They say free advice is worth about what you paid for it.
The same applies to investment funds, you won’t get anything any good for nothing.
Equally you can pay too much, since money has attracted the greedy throughout history, and still does. However there are good funds run by good people, you just have to be diligent and make haste slowly before parting with your money.
There are brokerage fees when buying and selling shares. All funds have management fees, and management expenses (MER’s). Additionally there may be fees for holding your investments on a platform such as Aegis, and adviser fees, it all depends on what you invest in, and the level of service you require.
Bonds usually have very low trading costs and sometimes it appears there are no fees. However a broker may “shade” the return, so he/she gets paid some commission, which means you might get a tad less interest.

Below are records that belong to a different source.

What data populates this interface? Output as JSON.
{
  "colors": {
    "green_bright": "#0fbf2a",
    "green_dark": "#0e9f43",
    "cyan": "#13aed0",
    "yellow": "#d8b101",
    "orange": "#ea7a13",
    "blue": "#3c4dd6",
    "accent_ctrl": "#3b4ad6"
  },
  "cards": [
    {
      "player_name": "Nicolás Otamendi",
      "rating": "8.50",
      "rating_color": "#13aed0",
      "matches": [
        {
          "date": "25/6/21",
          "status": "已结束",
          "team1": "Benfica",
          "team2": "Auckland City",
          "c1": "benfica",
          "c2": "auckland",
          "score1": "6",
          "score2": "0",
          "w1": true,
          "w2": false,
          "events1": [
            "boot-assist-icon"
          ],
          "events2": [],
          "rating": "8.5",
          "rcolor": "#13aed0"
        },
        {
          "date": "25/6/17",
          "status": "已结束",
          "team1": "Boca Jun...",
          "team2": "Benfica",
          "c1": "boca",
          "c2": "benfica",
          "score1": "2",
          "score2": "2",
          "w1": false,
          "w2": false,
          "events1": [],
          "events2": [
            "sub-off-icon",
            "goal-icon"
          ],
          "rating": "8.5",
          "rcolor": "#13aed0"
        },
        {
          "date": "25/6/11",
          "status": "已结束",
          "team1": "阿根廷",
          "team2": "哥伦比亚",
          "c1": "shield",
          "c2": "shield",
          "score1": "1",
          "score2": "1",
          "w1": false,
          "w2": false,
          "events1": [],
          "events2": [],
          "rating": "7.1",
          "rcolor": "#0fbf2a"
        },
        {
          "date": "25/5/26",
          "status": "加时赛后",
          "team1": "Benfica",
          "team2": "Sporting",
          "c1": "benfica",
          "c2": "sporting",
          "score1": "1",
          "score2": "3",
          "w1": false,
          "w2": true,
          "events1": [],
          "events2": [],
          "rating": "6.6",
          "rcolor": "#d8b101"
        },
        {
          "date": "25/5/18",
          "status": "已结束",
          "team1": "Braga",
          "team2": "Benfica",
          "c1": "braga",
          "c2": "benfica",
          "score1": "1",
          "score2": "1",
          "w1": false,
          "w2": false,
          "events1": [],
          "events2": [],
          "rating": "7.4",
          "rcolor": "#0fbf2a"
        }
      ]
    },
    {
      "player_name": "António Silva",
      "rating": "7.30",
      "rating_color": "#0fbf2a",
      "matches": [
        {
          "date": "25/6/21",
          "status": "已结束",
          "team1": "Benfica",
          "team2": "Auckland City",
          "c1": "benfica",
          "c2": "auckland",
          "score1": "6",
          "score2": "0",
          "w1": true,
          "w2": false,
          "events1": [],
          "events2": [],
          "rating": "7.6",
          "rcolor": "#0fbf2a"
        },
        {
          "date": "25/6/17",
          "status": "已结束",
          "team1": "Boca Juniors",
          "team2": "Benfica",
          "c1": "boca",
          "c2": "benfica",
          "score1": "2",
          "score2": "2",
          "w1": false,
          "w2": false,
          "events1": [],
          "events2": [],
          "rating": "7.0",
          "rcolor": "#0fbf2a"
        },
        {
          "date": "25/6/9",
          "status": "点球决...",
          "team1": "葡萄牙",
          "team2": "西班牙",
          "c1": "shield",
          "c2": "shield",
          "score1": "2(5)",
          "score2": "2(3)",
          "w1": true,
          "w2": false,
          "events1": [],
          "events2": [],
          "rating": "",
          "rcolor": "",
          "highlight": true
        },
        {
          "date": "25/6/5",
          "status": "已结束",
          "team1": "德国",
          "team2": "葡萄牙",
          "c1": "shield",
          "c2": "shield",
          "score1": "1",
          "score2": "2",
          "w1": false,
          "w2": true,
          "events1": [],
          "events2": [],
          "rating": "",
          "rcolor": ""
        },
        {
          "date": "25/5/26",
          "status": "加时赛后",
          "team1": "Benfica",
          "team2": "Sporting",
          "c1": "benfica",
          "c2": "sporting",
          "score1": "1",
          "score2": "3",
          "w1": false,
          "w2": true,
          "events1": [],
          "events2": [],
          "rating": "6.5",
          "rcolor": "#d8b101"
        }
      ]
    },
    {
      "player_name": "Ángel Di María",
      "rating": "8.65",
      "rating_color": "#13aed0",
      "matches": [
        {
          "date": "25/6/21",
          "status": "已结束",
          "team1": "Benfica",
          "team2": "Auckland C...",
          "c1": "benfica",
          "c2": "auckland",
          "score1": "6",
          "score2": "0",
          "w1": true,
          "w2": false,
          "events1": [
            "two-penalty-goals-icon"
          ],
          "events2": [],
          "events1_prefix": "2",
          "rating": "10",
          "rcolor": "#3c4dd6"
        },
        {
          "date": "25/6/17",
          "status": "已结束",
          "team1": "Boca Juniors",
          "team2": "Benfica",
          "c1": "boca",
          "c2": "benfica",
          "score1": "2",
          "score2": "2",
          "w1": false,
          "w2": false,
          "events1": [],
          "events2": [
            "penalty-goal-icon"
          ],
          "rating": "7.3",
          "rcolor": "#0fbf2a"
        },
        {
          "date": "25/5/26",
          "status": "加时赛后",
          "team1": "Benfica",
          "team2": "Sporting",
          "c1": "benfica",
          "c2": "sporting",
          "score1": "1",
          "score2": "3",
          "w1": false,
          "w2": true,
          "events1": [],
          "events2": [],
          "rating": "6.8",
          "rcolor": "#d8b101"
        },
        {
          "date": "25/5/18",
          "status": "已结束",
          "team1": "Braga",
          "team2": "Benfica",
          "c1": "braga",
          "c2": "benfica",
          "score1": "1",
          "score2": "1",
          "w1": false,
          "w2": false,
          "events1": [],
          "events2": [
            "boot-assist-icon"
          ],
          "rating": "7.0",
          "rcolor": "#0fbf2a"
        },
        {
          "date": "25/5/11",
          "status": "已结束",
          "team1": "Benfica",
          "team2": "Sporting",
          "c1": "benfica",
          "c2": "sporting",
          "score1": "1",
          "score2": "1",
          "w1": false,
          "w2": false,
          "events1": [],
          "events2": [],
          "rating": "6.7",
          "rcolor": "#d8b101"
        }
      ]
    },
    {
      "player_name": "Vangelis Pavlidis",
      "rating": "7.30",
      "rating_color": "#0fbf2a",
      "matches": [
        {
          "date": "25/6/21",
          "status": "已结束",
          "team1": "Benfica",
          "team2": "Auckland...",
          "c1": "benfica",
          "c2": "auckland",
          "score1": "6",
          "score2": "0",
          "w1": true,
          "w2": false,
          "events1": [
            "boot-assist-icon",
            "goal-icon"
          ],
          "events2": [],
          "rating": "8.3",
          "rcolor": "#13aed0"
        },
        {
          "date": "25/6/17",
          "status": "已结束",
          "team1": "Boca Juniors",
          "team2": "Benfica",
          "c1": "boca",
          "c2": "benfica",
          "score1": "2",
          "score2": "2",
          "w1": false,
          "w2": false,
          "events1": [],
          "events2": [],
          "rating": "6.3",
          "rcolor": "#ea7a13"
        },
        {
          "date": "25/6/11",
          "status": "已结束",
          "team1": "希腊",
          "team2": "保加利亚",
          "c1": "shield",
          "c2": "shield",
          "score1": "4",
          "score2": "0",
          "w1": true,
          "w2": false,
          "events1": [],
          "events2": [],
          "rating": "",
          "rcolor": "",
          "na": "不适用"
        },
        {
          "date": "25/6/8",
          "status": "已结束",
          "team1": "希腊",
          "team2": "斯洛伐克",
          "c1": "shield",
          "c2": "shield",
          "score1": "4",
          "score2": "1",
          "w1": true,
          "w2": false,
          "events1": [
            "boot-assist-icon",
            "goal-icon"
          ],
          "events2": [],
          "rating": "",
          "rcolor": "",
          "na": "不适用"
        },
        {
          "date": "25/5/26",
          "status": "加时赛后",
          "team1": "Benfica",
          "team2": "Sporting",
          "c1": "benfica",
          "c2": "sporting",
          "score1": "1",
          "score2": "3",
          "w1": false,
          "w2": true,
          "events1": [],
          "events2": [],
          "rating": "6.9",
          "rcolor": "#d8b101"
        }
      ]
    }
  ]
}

Some brokers may charge a fee instead, which is better since you know what you are paying. On new issues the broker might get paid some commission by the issuer.
Brokerage on shares
It can cost as little as 0.35% to buy and another 0.35% to sell if you DIY on line.
Through a broker who does it all for you, it commonly costs 1% each way. The real cost is 0.35% with 0.65% being commission paid to the broker.
If the broker helps you build a diversified portfolio and provides good on-going advice, the 1% may be worth it.
There are several types of share funds, including index funds, ETF’s, managed funds and asset class trusts.
Index funds are the cheapest since they hold an index, such as the NZX top 50, or the ASX top 300, or the S & P (US) top 500 shares. They don’t do research on any of their shares, and just hold them all in proportion to the index. As they do not research or pick the best or worst, their costs are super low at around 0.1%. These shares are not very sophisticated but they have their place. Your return is the same as the share market – e.g. world markets have averaged over 10% since 1926, but with lots of ups and downs.
ETF’s are exchange traded funds, in most cases do not stock pick either, but they do hold different types of assets, and there are thousands of them e.g. internet technology, high yield shares, US bonds, UK bonds, healthcare shares and the list goes on and on. Again the costs are low, commonly around 0.2% pa.
Managed funds employ a team of professionals fund managers and claim they can pick the right shares, avoid the wrong ones, forecast economic events, and so do better than the index. But they mainly don’t, and since they employ a lot of experts, their costs are as high as 2% and even 3%. Since stock picking is not easy, my experience of manage funds has not been satisfactory. The other problem is that they disclose their management fee, often around 1%, but not always disclose other expenses (MER’s).
Asset class funds take the good parts of the index fund model and improve on them by putting all available stocks through a sophisticated filter, eliminating unstable countries, stock exchanges that are not properly regulated, stocks that are not liquid, or in distress, and many more. However they don’t stock pick or forecast and so don’t need a big team of expensive experts, hence their costs are low at 0.4% pa.
What should you pay?
As low as 0.8% overall if you do it yourself.
We offer a full service everything-done-for-you model using asset class funds that costs about 1.5% pa all - a tad more under $250,000, and less over $500, 000, and less again over $1 million. That’s everything, including fund fees, MER’s, adviser fees, and the Aegis Platform fees. Aegis is very secure place for your money, all fees are tax deductible, and no, we don’t take any commissions.
If you are paying over 2%, it had better be really good.
Remember to add the not-always-easy-to-see MER’s.
Commissions nearly always come out of your money too, so they are a fee too.
Our tip list is growing
Tip No 10 – know what you are paying and whether the fees are adding value or not?
Supplied by Alan Clarke, financial & retirement adviser, & author.
His 2nd book “The Great NZ Work, Money & Retirement Puzzle” is now available.
Alan is an independent authorised financial adviser (AFA) FSP26532.
His disclosure statement is available on request and free of charge.